This is a little free-form, but hey, I've been busy.

If you're willing to kill someone, why would you have any problem with torturing them? Honestly, if you view someone else's life as expendable, which is necessarily how you must view someone if you are willing to sacrifice their life for some "policy objectives", why is their pain and suffering less acceptable than their death? It isn't, or at least it shouldn't be. If you're willing to consign someone to eternity, why should a few hours of pain trouble your conscience? Again, it shouldn't. So why does it? Why are people who are willing to support the killing of combatants and non-combatants alike, which is inevitable in modern warfare, unwilling to support torture? Personally, I think they lack the courage of their convictions. Or, rather, we see that their convictions about the taking of other human life is rooted more in fear for self than love of neighbor.

This may seem like a non-sequitur, so let me explain. If one is willing to kill, if one believes that the death of person A is necessary to save the life of the innocent person B, then on what basis would one decide that torturing person A or C (A's accomplice) is wrong? It clearly cannot be love of enemy, because the executing agent cannot simultaneously love and kill someone on the field of battle. So persons A & C are not spared torture because of love for their persons, since their deaths are viable options. If one is truly acting out of love for neighbor (the innocent B), how is sparing A & C pain, but not death, moral? You have essentially said that B's life is worth A's life, but not his suffering. On what basis is that calculation made? I can see no moral rubric for it; B's life is worth how much of A's suffering? Is there a time-limit? If we could strap A into some machine that would quantify his pain, is there a number over which B's life becomes forfeit, say 7 on a scale of 1-10? No matter how one attempts to negotiate that nebulous concept, it is clear that saving B is not really done for the love of B if one is not willing to torture A & C. So why do so many find it permissible to kill but not torture?
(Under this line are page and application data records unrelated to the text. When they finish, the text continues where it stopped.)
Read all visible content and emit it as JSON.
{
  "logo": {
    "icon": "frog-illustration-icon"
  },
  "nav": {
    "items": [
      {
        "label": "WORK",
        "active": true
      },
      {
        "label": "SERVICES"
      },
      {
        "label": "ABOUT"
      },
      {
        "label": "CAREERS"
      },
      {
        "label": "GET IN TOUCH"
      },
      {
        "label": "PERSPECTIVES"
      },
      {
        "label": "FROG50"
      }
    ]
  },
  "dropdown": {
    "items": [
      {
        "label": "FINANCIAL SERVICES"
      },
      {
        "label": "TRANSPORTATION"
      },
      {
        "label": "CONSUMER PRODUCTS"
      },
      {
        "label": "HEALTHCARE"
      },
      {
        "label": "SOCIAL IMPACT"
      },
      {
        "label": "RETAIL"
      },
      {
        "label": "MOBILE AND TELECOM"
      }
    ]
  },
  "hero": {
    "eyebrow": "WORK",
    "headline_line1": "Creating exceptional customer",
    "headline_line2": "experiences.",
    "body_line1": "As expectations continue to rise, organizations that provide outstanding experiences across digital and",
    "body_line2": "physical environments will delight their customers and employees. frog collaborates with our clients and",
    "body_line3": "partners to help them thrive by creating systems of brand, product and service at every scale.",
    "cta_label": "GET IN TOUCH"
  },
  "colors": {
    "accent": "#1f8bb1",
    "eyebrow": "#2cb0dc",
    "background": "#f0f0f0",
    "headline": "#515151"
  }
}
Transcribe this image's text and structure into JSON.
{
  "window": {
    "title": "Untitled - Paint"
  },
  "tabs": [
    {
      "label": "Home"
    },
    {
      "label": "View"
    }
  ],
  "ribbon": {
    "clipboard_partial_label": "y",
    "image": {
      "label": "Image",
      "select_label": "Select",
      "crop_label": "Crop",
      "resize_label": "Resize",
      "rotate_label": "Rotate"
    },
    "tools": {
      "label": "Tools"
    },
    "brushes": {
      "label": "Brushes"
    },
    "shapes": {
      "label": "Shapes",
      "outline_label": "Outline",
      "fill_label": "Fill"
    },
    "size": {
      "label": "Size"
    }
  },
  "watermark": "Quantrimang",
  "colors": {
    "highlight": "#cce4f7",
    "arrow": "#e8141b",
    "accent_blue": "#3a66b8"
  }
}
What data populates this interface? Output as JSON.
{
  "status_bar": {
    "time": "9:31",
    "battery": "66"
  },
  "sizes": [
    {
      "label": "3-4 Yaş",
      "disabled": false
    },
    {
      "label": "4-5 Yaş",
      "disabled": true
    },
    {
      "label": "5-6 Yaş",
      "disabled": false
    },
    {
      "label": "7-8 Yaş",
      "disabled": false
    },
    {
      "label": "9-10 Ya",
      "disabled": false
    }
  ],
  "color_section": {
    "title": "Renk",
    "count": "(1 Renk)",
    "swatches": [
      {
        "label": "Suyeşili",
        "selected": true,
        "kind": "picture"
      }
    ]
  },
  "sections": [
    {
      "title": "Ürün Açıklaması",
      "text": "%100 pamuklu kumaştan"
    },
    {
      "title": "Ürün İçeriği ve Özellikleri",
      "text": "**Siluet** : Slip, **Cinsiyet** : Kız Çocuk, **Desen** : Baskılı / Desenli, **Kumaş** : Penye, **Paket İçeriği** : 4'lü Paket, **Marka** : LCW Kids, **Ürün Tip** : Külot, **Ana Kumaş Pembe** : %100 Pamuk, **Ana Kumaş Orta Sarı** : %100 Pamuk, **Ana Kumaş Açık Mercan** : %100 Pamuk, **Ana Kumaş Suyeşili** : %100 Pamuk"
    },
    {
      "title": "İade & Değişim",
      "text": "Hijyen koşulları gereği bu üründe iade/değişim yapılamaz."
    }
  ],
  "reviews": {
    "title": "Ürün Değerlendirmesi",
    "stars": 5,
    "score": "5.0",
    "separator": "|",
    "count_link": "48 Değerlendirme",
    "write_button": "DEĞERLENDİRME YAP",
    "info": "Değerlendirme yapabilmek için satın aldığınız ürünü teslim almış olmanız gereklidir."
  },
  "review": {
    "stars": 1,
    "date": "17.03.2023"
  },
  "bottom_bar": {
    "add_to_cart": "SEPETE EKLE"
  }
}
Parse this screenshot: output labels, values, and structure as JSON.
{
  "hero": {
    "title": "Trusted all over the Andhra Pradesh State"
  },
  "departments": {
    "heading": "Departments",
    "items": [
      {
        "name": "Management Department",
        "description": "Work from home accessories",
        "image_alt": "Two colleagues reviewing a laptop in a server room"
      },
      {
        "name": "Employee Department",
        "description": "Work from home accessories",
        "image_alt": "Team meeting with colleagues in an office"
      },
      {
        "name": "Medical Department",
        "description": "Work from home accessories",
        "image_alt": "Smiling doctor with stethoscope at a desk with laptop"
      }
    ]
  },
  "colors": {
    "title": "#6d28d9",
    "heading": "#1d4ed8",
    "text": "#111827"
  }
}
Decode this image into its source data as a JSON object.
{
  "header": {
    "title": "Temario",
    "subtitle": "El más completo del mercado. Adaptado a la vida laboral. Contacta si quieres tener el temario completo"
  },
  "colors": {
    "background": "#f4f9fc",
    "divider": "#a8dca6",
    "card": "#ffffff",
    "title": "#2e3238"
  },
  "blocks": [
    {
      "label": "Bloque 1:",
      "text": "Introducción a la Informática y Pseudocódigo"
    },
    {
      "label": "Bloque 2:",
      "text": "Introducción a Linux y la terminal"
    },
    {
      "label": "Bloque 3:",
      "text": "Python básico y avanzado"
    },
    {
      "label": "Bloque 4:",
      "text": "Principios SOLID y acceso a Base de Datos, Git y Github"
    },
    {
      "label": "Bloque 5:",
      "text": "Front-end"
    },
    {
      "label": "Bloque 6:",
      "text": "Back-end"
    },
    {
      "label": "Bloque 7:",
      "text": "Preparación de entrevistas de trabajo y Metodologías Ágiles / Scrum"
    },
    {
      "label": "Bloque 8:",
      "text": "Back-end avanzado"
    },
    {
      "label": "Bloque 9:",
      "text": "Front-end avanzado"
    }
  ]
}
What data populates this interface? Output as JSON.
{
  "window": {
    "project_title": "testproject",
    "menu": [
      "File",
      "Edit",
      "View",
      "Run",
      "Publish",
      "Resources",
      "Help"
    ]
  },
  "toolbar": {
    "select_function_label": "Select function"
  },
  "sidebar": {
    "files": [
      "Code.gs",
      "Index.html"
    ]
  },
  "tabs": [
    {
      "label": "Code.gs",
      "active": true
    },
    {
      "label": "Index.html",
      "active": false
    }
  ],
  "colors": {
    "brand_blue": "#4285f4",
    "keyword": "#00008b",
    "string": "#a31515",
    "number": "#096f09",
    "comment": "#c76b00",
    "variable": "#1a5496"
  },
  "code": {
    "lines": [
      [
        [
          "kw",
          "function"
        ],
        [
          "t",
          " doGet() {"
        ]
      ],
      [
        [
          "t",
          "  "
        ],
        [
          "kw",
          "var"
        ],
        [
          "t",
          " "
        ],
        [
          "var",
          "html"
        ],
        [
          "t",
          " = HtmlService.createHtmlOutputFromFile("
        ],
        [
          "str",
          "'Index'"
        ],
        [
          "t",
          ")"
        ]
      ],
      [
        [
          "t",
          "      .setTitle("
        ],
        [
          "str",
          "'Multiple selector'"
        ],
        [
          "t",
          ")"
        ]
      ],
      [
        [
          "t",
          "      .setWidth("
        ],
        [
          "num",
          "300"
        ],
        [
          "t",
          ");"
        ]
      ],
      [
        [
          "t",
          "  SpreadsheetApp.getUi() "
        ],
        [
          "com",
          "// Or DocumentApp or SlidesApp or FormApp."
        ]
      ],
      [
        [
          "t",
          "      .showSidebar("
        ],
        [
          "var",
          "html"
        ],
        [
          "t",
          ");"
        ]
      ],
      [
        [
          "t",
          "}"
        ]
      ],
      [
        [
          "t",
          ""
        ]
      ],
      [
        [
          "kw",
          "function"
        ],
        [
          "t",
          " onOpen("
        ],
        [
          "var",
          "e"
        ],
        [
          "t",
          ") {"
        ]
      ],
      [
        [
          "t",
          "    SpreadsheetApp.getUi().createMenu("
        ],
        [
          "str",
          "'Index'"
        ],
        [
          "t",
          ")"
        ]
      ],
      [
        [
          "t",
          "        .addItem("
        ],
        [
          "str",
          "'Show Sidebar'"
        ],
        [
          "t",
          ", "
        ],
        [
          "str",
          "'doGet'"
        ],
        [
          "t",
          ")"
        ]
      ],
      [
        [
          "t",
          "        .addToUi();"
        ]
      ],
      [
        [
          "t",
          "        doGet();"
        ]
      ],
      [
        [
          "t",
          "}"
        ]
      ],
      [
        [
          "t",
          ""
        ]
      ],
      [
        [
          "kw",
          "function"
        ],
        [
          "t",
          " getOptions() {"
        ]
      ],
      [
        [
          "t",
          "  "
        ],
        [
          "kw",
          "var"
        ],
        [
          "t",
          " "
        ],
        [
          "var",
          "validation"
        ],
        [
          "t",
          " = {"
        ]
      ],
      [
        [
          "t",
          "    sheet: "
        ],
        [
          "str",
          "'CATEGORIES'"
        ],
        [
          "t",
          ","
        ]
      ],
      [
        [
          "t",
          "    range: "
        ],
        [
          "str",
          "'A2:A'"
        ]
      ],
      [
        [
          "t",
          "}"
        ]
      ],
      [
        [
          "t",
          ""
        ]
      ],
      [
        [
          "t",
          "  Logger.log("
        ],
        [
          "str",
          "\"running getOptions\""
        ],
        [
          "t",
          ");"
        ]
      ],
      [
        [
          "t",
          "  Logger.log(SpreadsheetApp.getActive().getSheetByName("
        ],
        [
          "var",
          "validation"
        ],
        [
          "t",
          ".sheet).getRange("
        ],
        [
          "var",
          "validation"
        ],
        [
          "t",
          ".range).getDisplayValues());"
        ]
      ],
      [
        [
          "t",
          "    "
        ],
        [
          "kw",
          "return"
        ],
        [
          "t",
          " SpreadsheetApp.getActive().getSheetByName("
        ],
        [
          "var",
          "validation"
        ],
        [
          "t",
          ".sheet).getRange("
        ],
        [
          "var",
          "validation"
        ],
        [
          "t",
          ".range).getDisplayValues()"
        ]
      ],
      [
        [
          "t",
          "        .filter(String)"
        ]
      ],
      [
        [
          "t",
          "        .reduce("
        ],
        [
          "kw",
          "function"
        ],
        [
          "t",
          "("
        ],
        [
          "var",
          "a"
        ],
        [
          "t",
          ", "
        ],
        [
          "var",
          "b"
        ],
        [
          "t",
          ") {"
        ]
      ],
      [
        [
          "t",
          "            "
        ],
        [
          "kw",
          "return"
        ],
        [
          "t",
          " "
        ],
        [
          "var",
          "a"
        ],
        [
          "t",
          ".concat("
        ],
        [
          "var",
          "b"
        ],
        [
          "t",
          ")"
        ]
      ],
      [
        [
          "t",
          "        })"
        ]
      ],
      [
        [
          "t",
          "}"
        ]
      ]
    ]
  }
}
It is irrational and on that basis, I can surmise only that it is a course dictated by fear. One is afraid that they will be next, or at least A will get to them somewhere down the line. B's life is entirely incidental to saving one's own self. Killing A can be justified, but I think the deep internal contradiction that is one's un-love for person B makes torture too messy and too direct. One is not the target & one doesn't love B, so a quick death is acceptable, but causing so much pain to someone for an essentially worthless objective is just too much.

So at least those who are willing to torture & kill are being consistent in their moral convictions. They understand the rubric and are unafraid to get their hands dirty. Whether its love of self or love of neighbor, the torturer is simply moving forward in a consistent manner. Death or torture; its all the same. Clearly love for one's enemy is non-existent. For Christians at least, this is the wedge. We are called to love both neighbor and enemy and not one more than the other, but both more than the self. The willingness to kill and to torture both betray a fundamentally consistent imbalance in love, weighting love of self, then neighbor and finally enemy.

What would the Christian's situation be if Christ had operated under that paradigm? (cont)